= Provided records =
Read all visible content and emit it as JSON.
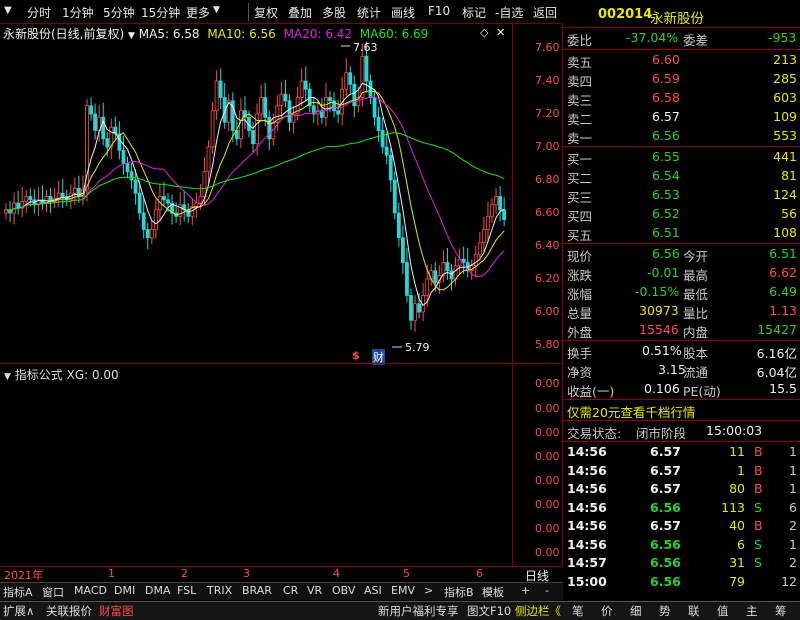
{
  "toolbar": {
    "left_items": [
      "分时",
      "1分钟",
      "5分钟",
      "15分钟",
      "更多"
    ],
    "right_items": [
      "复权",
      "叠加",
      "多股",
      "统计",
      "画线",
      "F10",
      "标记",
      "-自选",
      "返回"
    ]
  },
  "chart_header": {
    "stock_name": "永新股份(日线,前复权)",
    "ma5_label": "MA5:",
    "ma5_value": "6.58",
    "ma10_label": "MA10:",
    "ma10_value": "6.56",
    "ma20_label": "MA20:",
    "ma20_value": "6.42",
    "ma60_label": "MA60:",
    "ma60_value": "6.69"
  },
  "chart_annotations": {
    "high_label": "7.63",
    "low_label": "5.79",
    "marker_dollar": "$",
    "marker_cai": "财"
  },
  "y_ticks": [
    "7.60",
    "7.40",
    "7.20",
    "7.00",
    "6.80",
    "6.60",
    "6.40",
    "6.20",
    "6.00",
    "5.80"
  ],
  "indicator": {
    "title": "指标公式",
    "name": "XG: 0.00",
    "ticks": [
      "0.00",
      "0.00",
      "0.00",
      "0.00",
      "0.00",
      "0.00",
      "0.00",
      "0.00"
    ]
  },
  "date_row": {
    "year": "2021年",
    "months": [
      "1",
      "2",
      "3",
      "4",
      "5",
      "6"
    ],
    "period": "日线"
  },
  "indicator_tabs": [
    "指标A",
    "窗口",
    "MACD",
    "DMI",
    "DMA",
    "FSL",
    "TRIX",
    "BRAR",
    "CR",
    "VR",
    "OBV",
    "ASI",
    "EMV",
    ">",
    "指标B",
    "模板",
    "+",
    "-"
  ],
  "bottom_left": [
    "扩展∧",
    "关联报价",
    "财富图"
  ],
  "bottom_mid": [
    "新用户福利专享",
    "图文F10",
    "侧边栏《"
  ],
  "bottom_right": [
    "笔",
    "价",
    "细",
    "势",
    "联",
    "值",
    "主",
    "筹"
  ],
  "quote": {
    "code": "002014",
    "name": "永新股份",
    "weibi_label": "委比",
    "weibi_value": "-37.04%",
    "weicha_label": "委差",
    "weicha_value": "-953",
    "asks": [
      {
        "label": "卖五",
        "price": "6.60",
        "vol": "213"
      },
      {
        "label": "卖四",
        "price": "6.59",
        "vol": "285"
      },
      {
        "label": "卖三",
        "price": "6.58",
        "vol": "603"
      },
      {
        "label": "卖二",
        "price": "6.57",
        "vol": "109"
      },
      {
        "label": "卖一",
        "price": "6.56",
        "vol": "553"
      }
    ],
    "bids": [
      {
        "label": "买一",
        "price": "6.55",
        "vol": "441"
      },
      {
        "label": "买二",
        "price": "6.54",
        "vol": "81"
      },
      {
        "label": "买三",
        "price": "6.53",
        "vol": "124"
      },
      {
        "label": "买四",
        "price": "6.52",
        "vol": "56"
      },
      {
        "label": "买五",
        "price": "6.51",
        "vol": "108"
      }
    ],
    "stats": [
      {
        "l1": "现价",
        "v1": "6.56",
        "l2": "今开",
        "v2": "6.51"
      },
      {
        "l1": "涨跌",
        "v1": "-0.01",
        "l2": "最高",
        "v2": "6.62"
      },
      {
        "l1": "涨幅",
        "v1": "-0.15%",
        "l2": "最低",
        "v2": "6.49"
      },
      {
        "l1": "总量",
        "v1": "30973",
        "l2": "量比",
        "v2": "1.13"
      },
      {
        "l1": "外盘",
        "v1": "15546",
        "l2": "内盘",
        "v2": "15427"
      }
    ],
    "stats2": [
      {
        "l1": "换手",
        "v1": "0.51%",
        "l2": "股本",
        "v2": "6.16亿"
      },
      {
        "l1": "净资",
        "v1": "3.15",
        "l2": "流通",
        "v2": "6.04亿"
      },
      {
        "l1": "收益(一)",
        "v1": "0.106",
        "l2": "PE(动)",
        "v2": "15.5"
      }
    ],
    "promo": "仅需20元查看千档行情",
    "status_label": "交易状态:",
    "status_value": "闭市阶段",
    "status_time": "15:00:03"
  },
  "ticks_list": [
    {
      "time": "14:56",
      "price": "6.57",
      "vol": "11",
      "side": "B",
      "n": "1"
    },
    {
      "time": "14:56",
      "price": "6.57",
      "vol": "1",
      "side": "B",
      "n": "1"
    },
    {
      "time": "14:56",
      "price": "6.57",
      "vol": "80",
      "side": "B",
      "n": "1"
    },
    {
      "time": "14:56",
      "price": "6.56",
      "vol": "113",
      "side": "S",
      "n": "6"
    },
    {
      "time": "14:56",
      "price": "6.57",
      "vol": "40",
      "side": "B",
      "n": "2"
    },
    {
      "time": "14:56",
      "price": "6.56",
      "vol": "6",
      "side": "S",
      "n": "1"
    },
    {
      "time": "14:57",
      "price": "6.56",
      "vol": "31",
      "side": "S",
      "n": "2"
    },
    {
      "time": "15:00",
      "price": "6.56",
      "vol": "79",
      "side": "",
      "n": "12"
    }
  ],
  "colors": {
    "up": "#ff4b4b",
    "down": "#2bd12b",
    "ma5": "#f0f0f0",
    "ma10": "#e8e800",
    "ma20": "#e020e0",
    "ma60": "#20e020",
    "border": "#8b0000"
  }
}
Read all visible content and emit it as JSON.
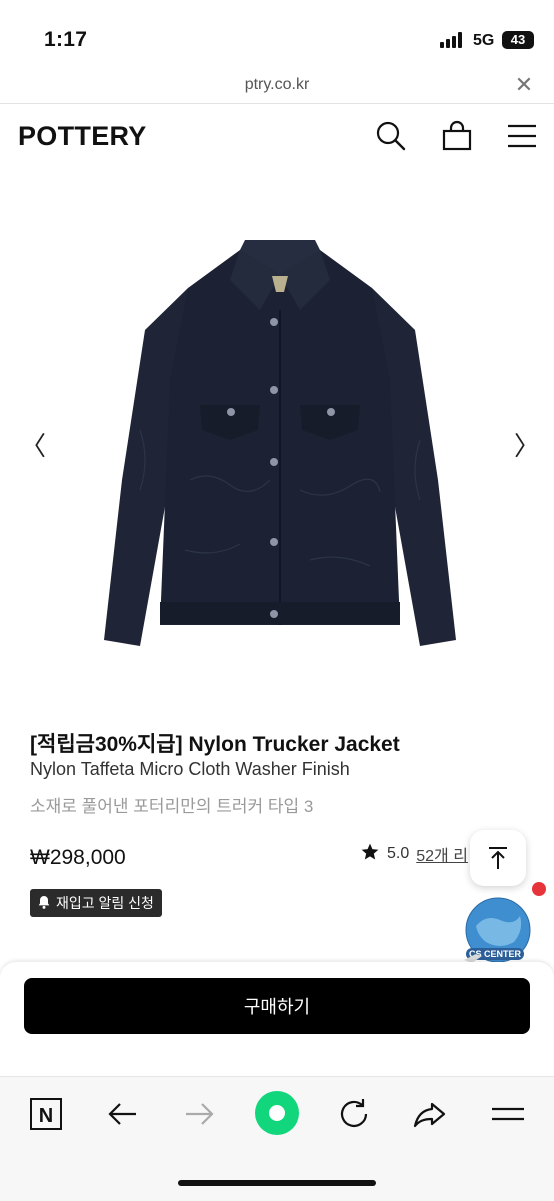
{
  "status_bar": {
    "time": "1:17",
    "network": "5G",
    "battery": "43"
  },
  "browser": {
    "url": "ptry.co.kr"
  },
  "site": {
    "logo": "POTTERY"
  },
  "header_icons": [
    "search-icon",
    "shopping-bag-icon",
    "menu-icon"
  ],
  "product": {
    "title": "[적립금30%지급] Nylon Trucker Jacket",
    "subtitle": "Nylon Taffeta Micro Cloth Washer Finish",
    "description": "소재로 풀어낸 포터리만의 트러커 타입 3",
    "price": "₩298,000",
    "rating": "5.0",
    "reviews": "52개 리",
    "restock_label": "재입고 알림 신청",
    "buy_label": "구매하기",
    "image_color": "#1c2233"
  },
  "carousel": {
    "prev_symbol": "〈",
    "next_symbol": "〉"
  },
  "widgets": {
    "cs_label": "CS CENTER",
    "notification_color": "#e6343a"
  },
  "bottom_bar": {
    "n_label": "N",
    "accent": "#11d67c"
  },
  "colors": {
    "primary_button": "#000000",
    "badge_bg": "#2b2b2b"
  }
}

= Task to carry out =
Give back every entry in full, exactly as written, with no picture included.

= Solution to this problem =
Read all visible content and emit it as JSON.
{
  "toolbar": {
    "left_items": [
      "分时",
      "1分钟",
      "5分钟",
      "15分钟",
      "更多"
    ],
    "right_items": [
      "复权",
      "叠加",
      "多股",
      "统计",
      "画线",
      "F10",
      "标记",
      "-自选",
      "返回"
    ]
  },
  "chart_header": {
    "stock_name": "永新股份(日线,前复权)",
    "ma5_label": "MA5:",
    "ma5_value": "6.58",
    "ma10_label": "MA10:",
    "ma10_value": "6.56",
    "ma20_label": "MA20:",
    "ma20_value": "6.42",
    "ma60_label": "MA60:",
    "ma60_value": "6.69"
  },
  "chart_annotations": {
    "high_label": "7.63",
    "low_label": "5.79",
    "marker_dollar": "$",
    "marker_cai": "财"
  },
  "y_ticks": [
    "7.60",
    "7.40",
    "7.20",
    "7.00",
    "6.80",
    "6.60",
    "6.40",
    "6.20",
    "6.00",
    "5.80"
  ],
  "indicator": {
    "title": "指标公式",
    "name": "XG: 0.00",
    "ticks": [
      "0.00",
      "0.00",
      "0.00",
      "0.00",
      "0.00",
      "0.00",
      "0.00",
      "0.00"
    ]
  },
  "date_row": {
    "year": "2021年",
    "months": [
      "1",
      "2",
      "3",
      "4",
      "5",
      "6"
    ],
    "period": "日线"
  },
  "indicator_tabs": [
    "指标A",
    "窗口",
    "MACD",
    "DMI",
    "DMA",
    "FSL",
    "TRIX",
    "BRAR",
    "CR",
    "VR",
    "OBV",
    "ASI",
    "EMV",
    ">",
    "指标B",
    "模板",
    "+",
    "-"
  ],
  "bottom_left": [
    "扩展∧",
    "关联报价",
    "财富图"
  ],
  "bottom_mid": [
    "新用户福利专享",
    "图文F10",
    "侧边栏《"
  ],
  "bottom_right": [
    "笔",
    "价",
    "细",
    "势",
    "联",
    "值",
    "主",
    "筹"
  ],
  "quote": {
    "code": "002014",
    "name": "永新股份",
    "weibi_label": "委比",
    "weibi_value": "-37.04%",
    "weicha_label": "委差",
    "weicha_value": "-953",
    "asks": [
      {
        "label": "卖五",
        "price": "6.60",
        "vol": "213"
      },
      {
        "label": "卖四",
        "price": "6.59",
        "vol": "285"
      },
      {
        "label": "卖三",
        "price": "6.58",
        "vol": "603"
      },
      {
        "label": "卖二",
        "price": "6.57",
        "vol": "109"
      },
      {
        "label": "卖一",
        "price": "6.56",
        "vol": "553"
      }
    ],
    "bids": [
      {
        "label": "买一",
        "price": "6.55",
        "vol": "441"
      },
      {
        "label": "买二",
        "price": "6.54",
        "vol": "81"
      },
      {
        "label": "买三",
        "price": "6.53",
        "vol": "124"
      },
      {
        "label": "买四",
        "price": "6.52",
        "vol": "56"
      },
      {
        "label": "买五",
        "price": "6.51",
        "vol": "108"
      }
    ],
    "stats": [
      {
        "l1": "现价",
        "v1": "6.56",
        "l2": "今开",
        "v2": "6.51"
      },
      {
        "l1": "涨跌",
        "v1": "-0.01",
        "l2": "最高",
        "v2": "6.62"
      },
      {
        "l1": "涨幅",
        "v1": "-0.15%",
        "l2": "最低",
        "v2": "6.49"
      },
      {
        "l1": "总量",
        "v1": "30973",
        "l2": "量比",
        "v2": "1.13"
      },
      {
        "l1": "外盘",
        "v1": "15546",
        "l2": "内盘",
        "v2": "15427"
      }
    ],
    "stats2": [
      {
        "l1": "换手",
        "v1": "0.51%",
        "l2": "股本",
        "v2": "6.16亿"
      },
      {
        "l1": "净资",
        "v1": "3.15",
        "l2": "流通",
        "v2": "6.04亿"
      },
      {
        "l1": "收益(一)",
        "v1": "0.106",
        "l2": "PE(动)",
        "v2": "15.5"
      }
    ],
    "promo": "仅需20元查看千档行情",
    "status_label": "交易状态:",
    "status_value": "闭市阶段",
    "status_time": "15:00:03"
  },
  "ticks_list": [
    {
      "time": "14:56",
      "price": "6.57",
      "vol": "11",
      "side": "B",
      "n": "1"
    },
    {
      "time": "14:56",
      "price": "6.57",
      "vol": "1",
      "side": "B",
      "n": "1"
    },
    {
      "time": "14:56",
      "price": "6.57",
      "vol": "80",
      "side": "B",
      "n": "1"
    },
    {
      "time": "14:56",
      "price": "6.56",
      "vol": "113",
      "side": "S",
      "n": "6"
    },
    {
      "time": "14:56",
      "price": "6.57",
      "vol": "40",
      "side": "B",
      "n": "2"
    },
    {
      "time": "14:56",
      "price": "6.56",
      "vol": "6",
      "side": "S",
      "n": "1"
    },
    {
      "time": "14:57",
      "price": "6.56",
      "vol": "31",
      "side": "S",
      "n": "2"
    },
    {
      "time": "15:00",
      "price": "6.56",
      "vol": "79",
      "side": "",
      "n": "12"
    }
  ],
  "colors": {
    "up": "#ff4b4b",
    "down": "#2bd12b",
    "ma5": "#f0f0f0",
    "ma10": "#e8e800",
    "ma20": "#e020e0",
    "ma60": "#20e020",
    "border": "#8b0000"
  }
}
Read all visible content and emit it as JSON.
{
  "status_bar": {
    "time": "1:17",
    "network": "5G",
    "battery": "43"
  },
  "browser": {
    "url": "ptry.co.kr"
  },
  "site": {
    "logo": "POTTERY"
  },
  "header_icons": [
    "search-icon",
    "shopping-bag-icon",
    "menu-icon"
  ],
  "product": {
    "title": "[적립금30%지급] Nylon Trucker Jacket",
    "subtitle": "Nylon Taffeta Micro Cloth Washer Finish",
    "description": "소재로 풀어낸 포터리만의 트러커 타입 3",
    "price": "₩298,000",
    "rating": "5.0",
    "reviews": "52개 리",
    "restock_label": "재입고 알림 신청",
    "buy_label": "구매하기",
    "image_color": "#1c2233"
  },
  "carousel": {
    "prev_symbol": "〈",
    "next_symbol": "〉"
  },
  "widgets": {
    "cs_label": "CS CENTER",
    "notification_color": "#e6343a"
  },
  "bottom_bar": {
    "n_label": "N",
    "accent": "#11d67c"
  },
  "colors": {
    "primary_button": "#000000",
    "badge_bg": "#2b2b2b"
  }
}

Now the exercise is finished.